When you are out driving, you might sometimes feel too close to the vehicle in front and drop back. Or you might look in your mirror, worried about how close someone is following you.
It is common because many drivers do not know how far back they should be. Do you?
Follow the three-second rule
Gauging distance is too complicated, and the safe distance will change with speed. You need to be focusing on the road, not performing mathematical calculations. Hence the three-second rule.
You should stay at least three seconds back at all times. How far is that? It doesn’t matter. What matters is that counting to three seconds is simple. Count three seconds in a traffic jam, and it is not very far. Count it while traveling at 60 mph, and it will be much further.
At any speed, three seconds should be enough time to brake without ramming the car in front. You would typically need to do that if they brake suddenly due to something in front of them that you cannot see or anticipate.
How do you count?
Pick a point on the roadside and start counting when the vehicle in front passes it. The nose of your car should reach that point no sooner than three seconds after the rear of the car leaves it.
Are three seconds always enough?
It’s a minimum, and you should increase it in poor conditions.

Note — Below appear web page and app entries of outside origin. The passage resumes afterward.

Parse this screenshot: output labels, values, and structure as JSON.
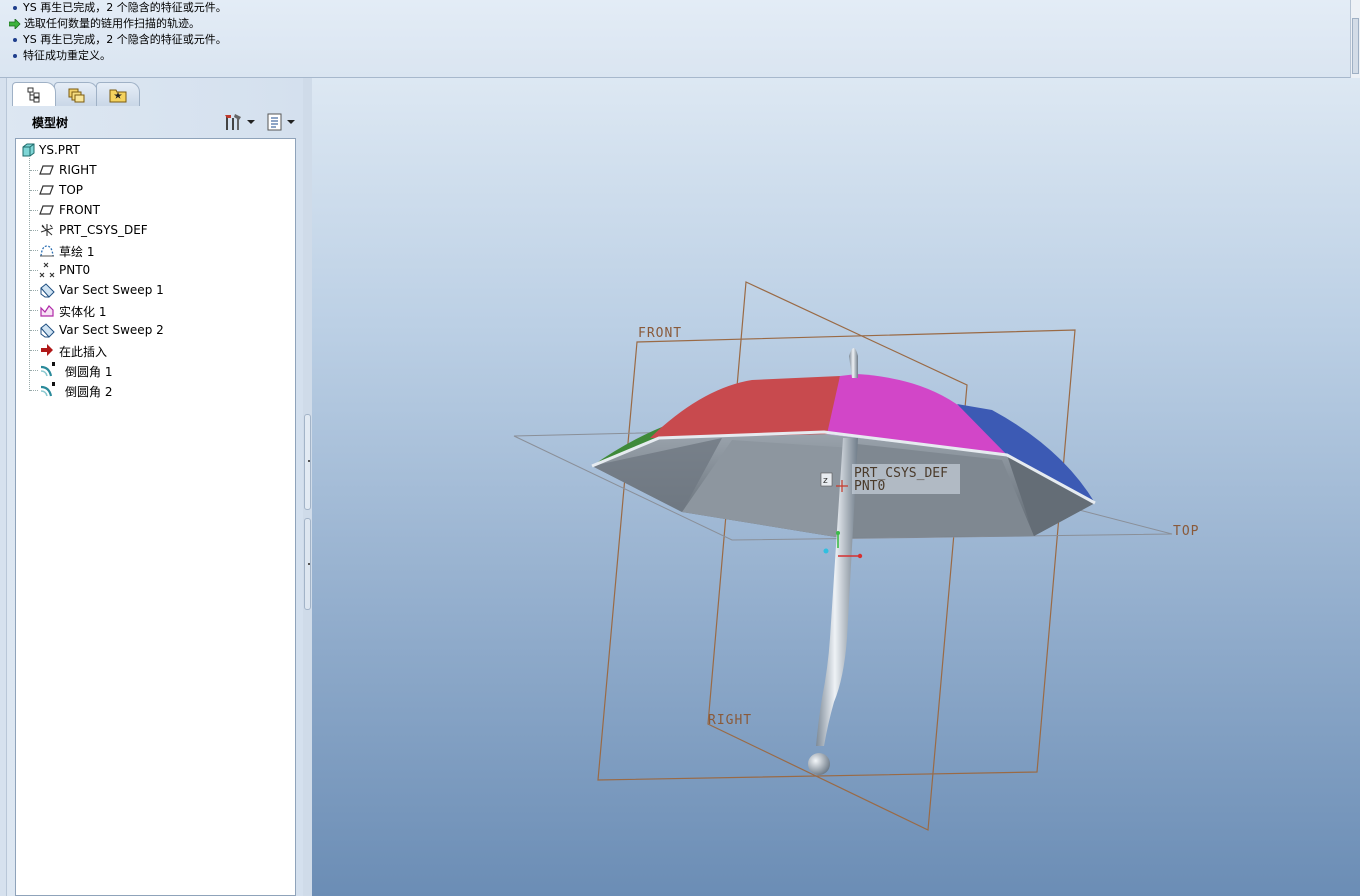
{
  "messages": [
    {
      "type": "info",
      "text": "YS 再生已完成，2 个隐含的特征或元件。"
    },
    {
      "type": "prompt",
      "text": "选取任何数量的链用作扫描的轨迹。"
    },
    {
      "type": "info",
      "text": "YS 再生已完成，2 个隐含的特征或元件。"
    },
    {
      "type": "info",
      "text": "特征成功重定义。"
    }
  ],
  "navigator": {
    "tabs": [
      {
        "icon": "model-tree-icon",
        "active": true
      },
      {
        "icon": "folder-browser-icon",
        "active": false
      },
      {
        "icon": "favorites-icon",
        "active": false
      }
    ],
    "title": "模型树",
    "settings_icon": "tree-settings-icon",
    "show_icon": "tree-show-icon"
  },
  "model_tree": {
    "root": "YS.PRT",
    "items": [
      {
        "label": "RIGHT",
        "icon": "datum-plane-icon"
      },
      {
        "label": "TOP",
        "icon": "datum-plane-icon"
      },
      {
        "label": "FRONT",
        "icon": "datum-plane-icon"
      },
      {
        "label": "PRT_CSYS_DEF",
        "icon": "csys-icon"
      },
      {
        "label": "草绘 1",
        "icon": "sketch-icon"
      },
      {
        "label": "PNT0",
        "icon": "datum-point-icon"
      },
      {
        "label": "Var Sect Sweep 1",
        "icon": "sweep-icon"
      },
      {
        "label": "实体化 1",
        "icon": "solidify-icon"
      },
      {
        "label": "Var Sect Sweep 2",
        "icon": "sweep-icon"
      },
      {
        "label": "在此插入",
        "icon": "insert-here-icon"
      },
      {
        "label": "倒圆角 1",
        "icon": "round-icon"
      },
      {
        "label": "倒圆角 2",
        "icon": "round-icon"
      }
    ]
  },
  "graphics": {
    "plane_labels": {
      "front": "FRONT",
      "top": "TOP",
      "right": "RIGHT"
    },
    "csys_label": "PRT_CSYS_DEF",
    "point_label": "PNT0",
    "colors": {
      "datum_plane": "#9a6a45",
      "canopy_red": "#c84a4e",
      "canopy_magenta": "#d246c8",
      "canopy_blue": "#3c5ab4",
      "canopy_green": "#3f8a3a"
    }
  }
}
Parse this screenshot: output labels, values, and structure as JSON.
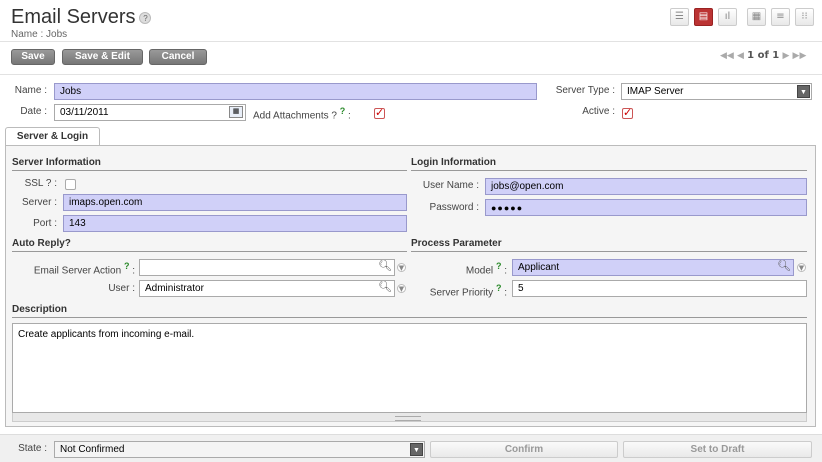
{
  "header": {
    "title": "Email Servers",
    "help": "?",
    "subtitle": "Name : Jobs"
  },
  "view_switch": [
    "list-view-icon",
    "form-view-icon",
    "graph-view-icon",
    "calendar-view-icon",
    "gantt-view-icon",
    "diagram-view-icon"
  ],
  "toolbar": {
    "save_label": "Save",
    "save_edit_label": "Save & Edit",
    "cancel_label": "Cancel"
  },
  "pager": {
    "first": "◀◀",
    "prev": "◀",
    "text": "1 of 1",
    "next": "▶",
    "last": "▶▶"
  },
  "form": {
    "name_label": "Name :",
    "name_value": "Jobs",
    "server_type_label": "Server Type :",
    "server_type_value": "IMAP Server",
    "date_label": "Date :",
    "date_value": "03/11/2011",
    "add_attachments_label": "Add Attachments ?",
    "add_attachments_suffix": ":",
    "add_attachments_checked": true,
    "active_label": "Active :",
    "active_checked": true
  },
  "tabs": [
    {
      "label": "Server & Login"
    }
  ],
  "server_info": {
    "heading": "Server Information",
    "ssl_label": "SSL ? :",
    "ssl_checked": false,
    "server_label": "Server :",
    "server_value": "imaps.open.com",
    "port_label": "Port :",
    "port_value": "143"
  },
  "login_info": {
    "heading": "Login Information",
    "username_label": "User Name :",
    "username_value": "jobs@open.com",
    "password_label": "Password :",
    "password_value": "●●●●●"
  },
  "auto_reply": {
    "heading": "Auto Reply?",
    "action_label": "Email Server Action",
    "action_suffix": ":",
    "action_value": "",
    "user_label": "User :",
    "user_value": "Administrator"
  },
  "process": {
    "heading": "Process Parameter",
    "model_label": "Model",
    "model_suffix": ":",
    "model_value": "Applicant",
    "priority_label": "Server Priority",
    "priority_suffix": ":",
    "priority_value": "5"
  },
  "description": {
    "heading": "Description",
    "value": "Create applicants from incoming e-mail."
  },
  "footer": {
    "state_label": "State :",
    "state_value": "Not Confirmed",
    "confirm_label": "Confirm",
    "draft_label": "Set to Draft"
  },
  "help_mark": "?",
  "colors": {
    "required_bg": "#d0d0f8",
    "accent": "#bb3333",
    "button_gray": "#888888"
  }
}
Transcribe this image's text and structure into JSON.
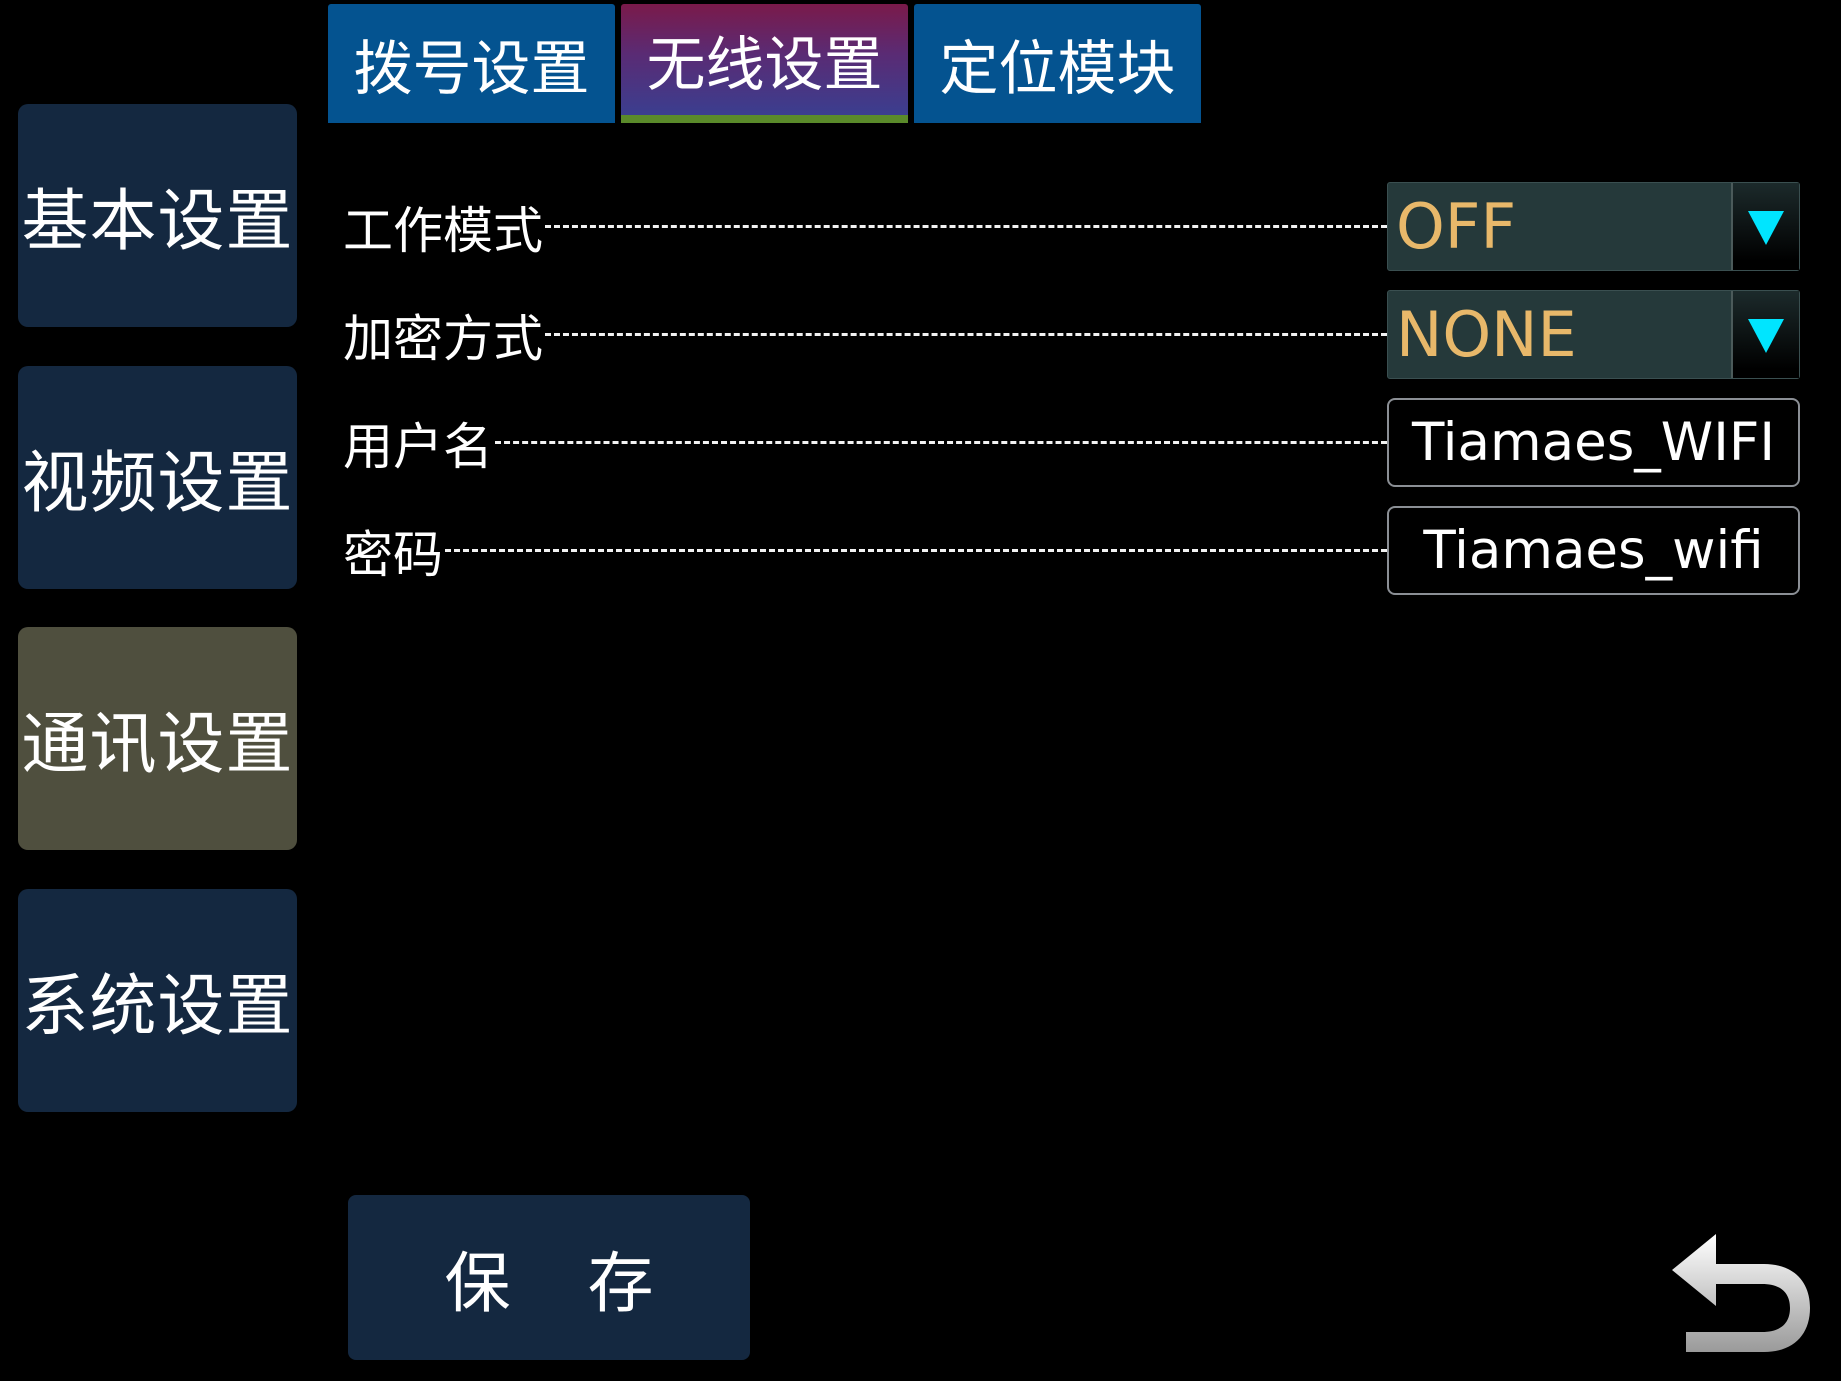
{
  "sidebar": {
    "items": [
      {
        "label": "基本设置",
        "active": false
      },
      {
        "label": "视频设置",
        "active": false
      },
      {
        "label": "通讯设置",
        "active": true
      },
      {
        "label": "系统设置",
        "active": false
      }
    ]
  },
  "tabs": [
    {
      "label": "拨号设置",
      "active": false
    },
    {
      "label": "无线设置",
      "active": true
    },
    {
      "label": "定位模块",
      "active": false
    }
  ],
  "settings": {
    "work_mode": {
      "label": "工作模式",
      "value": "OFF"
    },
    "encryption": {
      "label": "加密方式",
      "value": "NONE"
    },
    "username": {
      "label": "用户名",
      "value": "Tiamaes_WIFI"
    },
    "password": {
      "label": "密码",
      "value": "Tiamaes_wifi"
    }
  },
  "actions": {
    "save_label": "保 存",
    "back_icon": "back-arrow-icon"
  },
  "colors": {
    "background": "#000000",
    "nav_button": "#142840",
    "nav_button_active": "#4f4f3e",
    "tab": "#045390",
    "tab_active_underline": "#5a8a2a",
    "select_value_text": "#e8b86a",
    "dropdown_arrow": "#00e5ff"
  }
}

If you are injured because someone rear-ends you, consider if they were traveling at a safe distance or dangerously close. The more you understand about the crash, the better your chances of getting the compensation you need.